[Collected data entries]
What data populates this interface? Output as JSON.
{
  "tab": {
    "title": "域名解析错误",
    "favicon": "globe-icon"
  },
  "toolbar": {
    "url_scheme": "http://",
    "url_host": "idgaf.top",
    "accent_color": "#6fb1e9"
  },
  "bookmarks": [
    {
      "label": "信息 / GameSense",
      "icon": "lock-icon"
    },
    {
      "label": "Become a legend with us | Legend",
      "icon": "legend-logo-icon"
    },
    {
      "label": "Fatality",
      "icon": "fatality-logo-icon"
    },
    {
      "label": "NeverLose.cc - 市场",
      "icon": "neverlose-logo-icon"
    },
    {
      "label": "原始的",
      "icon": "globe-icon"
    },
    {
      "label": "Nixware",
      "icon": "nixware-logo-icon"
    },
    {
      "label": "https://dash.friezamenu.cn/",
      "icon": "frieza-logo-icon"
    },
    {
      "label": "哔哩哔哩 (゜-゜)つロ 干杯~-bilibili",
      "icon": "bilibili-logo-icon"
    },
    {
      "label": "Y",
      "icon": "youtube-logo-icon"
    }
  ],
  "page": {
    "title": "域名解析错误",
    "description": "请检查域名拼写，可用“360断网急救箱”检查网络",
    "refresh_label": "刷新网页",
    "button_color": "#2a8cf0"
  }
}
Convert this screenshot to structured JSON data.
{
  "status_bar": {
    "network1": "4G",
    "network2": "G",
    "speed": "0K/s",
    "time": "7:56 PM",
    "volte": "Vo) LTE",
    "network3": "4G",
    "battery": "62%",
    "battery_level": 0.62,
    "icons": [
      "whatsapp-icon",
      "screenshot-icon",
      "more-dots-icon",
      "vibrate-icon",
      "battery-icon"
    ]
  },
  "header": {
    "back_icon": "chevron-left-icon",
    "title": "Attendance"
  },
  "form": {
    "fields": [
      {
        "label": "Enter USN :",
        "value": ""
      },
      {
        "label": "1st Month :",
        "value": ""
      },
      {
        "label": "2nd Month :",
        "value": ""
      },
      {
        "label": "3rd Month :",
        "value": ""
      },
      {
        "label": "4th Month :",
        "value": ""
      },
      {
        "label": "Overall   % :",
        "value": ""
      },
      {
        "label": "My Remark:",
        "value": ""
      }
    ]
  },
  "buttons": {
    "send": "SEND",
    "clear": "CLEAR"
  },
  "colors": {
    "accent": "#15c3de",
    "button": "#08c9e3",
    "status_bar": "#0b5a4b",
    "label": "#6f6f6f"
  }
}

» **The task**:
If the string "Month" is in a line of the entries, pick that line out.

» **Exercise output**:
        "label": "1st Month :",
        "label": "2nd Month :",
        "label": "3rd Month :",
        "label": "4th Month :",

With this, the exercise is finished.